The Government has accused Labour of "ill-informed political opportunism" for urging Jeremy Hunt to agree to trial the new junior doctors' contract in a bid to prevent next week's unprecedented strike.
Labour's shadow health secretary Heidi Alexander is part of a group of cross-party MPs calling on the Health Secretary to pilot the contested contract in a small number of trusts, rather than impose it across England without the support of the British Medical Association.
Doctors' leaders have said they will consider calling off next week's strike if Hunt agrees to limited trials, The Press Association reported.
Ms Alexander, Conservative Dr Dan Poulter, Lib Dem Norman Lamb and the SNP's Dr Philippa Whitford said in a letter that they want an independent evaluation of the so-called "weekend effect" which sees higher mortality rates for patients admitted at weekends.
But the Government said it had 75 meetings with the BMA and three years of talks, and delaying reform further would mean not taking an important step in improving weekend care.
A spokesman said: "We have always said that we want to introduce this contract in a phased way - for around 11% of junior doctors from August - precisely so any initial problems can be ironed out.
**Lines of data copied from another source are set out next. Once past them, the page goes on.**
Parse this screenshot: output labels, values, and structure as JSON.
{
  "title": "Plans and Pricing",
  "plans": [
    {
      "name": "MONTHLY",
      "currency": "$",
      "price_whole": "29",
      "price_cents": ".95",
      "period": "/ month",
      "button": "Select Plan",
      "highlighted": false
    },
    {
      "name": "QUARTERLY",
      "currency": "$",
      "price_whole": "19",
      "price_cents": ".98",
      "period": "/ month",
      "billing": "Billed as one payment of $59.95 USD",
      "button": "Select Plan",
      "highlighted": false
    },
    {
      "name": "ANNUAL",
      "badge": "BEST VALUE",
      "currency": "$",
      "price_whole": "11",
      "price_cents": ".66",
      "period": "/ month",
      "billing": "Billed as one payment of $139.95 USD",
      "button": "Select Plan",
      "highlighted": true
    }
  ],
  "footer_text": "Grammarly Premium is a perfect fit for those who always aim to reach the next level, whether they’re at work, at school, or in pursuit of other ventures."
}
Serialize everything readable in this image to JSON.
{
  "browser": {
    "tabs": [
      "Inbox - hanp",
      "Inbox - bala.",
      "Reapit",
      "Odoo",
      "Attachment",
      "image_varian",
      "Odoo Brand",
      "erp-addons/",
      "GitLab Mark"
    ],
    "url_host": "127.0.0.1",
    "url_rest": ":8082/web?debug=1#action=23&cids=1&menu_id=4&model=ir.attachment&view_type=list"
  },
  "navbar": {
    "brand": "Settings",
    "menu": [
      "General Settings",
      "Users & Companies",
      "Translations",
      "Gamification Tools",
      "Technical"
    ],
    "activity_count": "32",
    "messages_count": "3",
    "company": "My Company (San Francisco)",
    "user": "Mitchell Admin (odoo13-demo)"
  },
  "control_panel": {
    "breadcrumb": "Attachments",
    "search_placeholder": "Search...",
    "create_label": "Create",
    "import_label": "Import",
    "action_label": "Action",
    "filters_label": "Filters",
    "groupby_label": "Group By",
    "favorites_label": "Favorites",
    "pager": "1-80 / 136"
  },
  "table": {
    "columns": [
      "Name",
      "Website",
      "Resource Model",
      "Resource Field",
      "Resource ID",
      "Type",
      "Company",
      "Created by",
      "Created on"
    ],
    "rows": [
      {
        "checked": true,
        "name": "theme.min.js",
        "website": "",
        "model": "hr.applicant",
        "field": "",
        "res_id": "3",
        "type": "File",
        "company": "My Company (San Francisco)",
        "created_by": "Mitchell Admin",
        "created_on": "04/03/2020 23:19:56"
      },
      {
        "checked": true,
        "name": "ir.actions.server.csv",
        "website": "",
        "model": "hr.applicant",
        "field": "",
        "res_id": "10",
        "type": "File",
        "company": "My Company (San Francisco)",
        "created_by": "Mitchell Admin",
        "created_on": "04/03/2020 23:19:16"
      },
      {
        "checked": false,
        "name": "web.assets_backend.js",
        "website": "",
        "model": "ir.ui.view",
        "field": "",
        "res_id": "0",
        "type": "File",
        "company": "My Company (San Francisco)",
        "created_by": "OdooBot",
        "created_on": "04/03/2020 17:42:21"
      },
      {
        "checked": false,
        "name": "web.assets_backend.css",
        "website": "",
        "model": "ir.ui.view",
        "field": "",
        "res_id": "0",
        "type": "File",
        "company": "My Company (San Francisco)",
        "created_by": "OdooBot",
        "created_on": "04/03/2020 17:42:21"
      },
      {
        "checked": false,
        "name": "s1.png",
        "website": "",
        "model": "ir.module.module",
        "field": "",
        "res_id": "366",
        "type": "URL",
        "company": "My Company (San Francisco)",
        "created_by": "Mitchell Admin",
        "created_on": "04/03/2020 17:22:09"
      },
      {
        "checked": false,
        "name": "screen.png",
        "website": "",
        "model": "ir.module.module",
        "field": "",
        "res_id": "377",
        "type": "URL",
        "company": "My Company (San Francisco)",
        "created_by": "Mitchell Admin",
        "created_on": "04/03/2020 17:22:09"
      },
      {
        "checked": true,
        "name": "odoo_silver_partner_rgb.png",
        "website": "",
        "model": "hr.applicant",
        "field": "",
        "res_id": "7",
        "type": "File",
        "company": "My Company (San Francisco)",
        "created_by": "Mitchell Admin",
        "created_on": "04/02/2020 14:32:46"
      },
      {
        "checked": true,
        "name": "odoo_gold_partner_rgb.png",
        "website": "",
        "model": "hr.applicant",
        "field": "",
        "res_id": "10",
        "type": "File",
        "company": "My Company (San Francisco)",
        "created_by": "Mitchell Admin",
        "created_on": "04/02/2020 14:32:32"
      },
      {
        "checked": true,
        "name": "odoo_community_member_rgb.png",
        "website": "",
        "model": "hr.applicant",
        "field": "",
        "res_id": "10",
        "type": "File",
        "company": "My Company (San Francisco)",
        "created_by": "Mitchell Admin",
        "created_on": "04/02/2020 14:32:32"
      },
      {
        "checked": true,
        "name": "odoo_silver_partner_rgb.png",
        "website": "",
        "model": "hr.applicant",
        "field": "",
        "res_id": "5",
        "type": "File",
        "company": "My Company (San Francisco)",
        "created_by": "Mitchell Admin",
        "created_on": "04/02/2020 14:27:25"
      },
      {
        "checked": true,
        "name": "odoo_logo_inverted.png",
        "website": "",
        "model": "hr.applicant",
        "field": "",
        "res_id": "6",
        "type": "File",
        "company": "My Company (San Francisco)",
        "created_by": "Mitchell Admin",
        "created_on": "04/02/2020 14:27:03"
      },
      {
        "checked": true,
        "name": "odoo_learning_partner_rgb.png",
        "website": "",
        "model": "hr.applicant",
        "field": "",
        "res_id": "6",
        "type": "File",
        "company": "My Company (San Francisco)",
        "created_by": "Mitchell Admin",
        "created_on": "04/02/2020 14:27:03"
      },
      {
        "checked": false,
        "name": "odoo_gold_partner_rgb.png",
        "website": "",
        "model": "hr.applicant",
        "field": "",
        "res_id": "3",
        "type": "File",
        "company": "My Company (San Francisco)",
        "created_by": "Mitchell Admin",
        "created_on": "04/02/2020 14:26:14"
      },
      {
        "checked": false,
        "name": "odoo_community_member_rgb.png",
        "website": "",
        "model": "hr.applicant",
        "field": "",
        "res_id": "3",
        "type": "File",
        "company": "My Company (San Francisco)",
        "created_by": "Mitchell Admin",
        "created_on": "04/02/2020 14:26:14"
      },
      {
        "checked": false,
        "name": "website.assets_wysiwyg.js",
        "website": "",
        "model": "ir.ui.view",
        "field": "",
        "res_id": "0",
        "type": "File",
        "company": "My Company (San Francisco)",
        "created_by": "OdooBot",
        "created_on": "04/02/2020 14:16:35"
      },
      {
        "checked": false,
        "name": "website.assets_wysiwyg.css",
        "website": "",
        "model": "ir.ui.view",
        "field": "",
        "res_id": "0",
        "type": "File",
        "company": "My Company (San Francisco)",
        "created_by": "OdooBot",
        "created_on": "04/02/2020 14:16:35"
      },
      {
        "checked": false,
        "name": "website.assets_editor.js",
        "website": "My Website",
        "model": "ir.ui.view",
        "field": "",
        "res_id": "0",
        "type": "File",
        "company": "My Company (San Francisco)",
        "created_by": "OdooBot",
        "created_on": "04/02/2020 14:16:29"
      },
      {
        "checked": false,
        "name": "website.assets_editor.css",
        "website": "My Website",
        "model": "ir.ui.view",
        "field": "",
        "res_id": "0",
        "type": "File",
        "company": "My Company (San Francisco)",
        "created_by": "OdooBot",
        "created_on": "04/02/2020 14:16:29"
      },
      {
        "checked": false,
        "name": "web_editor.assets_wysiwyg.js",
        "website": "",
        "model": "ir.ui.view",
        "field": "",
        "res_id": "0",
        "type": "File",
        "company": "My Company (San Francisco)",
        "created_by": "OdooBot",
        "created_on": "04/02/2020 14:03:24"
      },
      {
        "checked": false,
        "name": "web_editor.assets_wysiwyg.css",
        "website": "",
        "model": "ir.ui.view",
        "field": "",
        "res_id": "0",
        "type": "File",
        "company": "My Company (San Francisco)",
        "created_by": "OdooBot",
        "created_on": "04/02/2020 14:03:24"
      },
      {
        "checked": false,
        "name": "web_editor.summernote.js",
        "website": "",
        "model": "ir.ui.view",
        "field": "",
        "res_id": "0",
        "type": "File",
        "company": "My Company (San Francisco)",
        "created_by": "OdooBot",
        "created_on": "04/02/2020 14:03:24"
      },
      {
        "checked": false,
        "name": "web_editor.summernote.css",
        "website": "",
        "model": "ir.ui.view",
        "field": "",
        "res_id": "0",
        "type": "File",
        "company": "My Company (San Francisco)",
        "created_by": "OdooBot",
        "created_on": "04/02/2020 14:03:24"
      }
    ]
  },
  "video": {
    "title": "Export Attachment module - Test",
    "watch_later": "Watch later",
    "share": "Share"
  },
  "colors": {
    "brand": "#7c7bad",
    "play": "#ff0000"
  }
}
That's why this is simply ill-informed political opportunism from the same Labour Party responsible for the flawed contracts we have now."
The cross party MPs wrote to Hunt: "You will be aware that medical leaders, royal colleges and patient groups have said the imposition or unilateral introduction of the contract is the wrong approach and risks permanent damage to the future of the medical workforce.
"If it remains your intention to introduce this new contract, we believe it should be piloted in a number of trusts/across a number of deaneries and for its impact on patients, staff and the 'weekend effect' to be independently evaluated."
Ms Alexander told Murnaghan on Sky News: "I think Jeremy Hunt would need to sit down urgently today, this afternoon, with the BMA, to talk about what the scope of the pilot would be."
She added: "If it is shown to improve patient care and to have a positive impact upon junior doctors with regard to the hours they are working and the quality of care that they are able to provide, I think any reasonable person at that point would say, well actually, we need to look at what the evidence shows us and move forward in a constructive way."
However, Mr Hunt has written to Mark Porter, the chairman of the BMA council, asking him to call off the strike and instead meet him to discuss workforce requirements for seven-day services, improvements in training and improving the work-life balance for junior doctors.
His letter said: "The extreme action planned will be deeply worrying for patients, and place enormous additional strain on our NHS at a time of intense pressure.
"I therefore appeal to you one final time to call off strike action that will see doctors withdraw potentially life-saving care, and to meet with me on Monday to discuss a better way forward."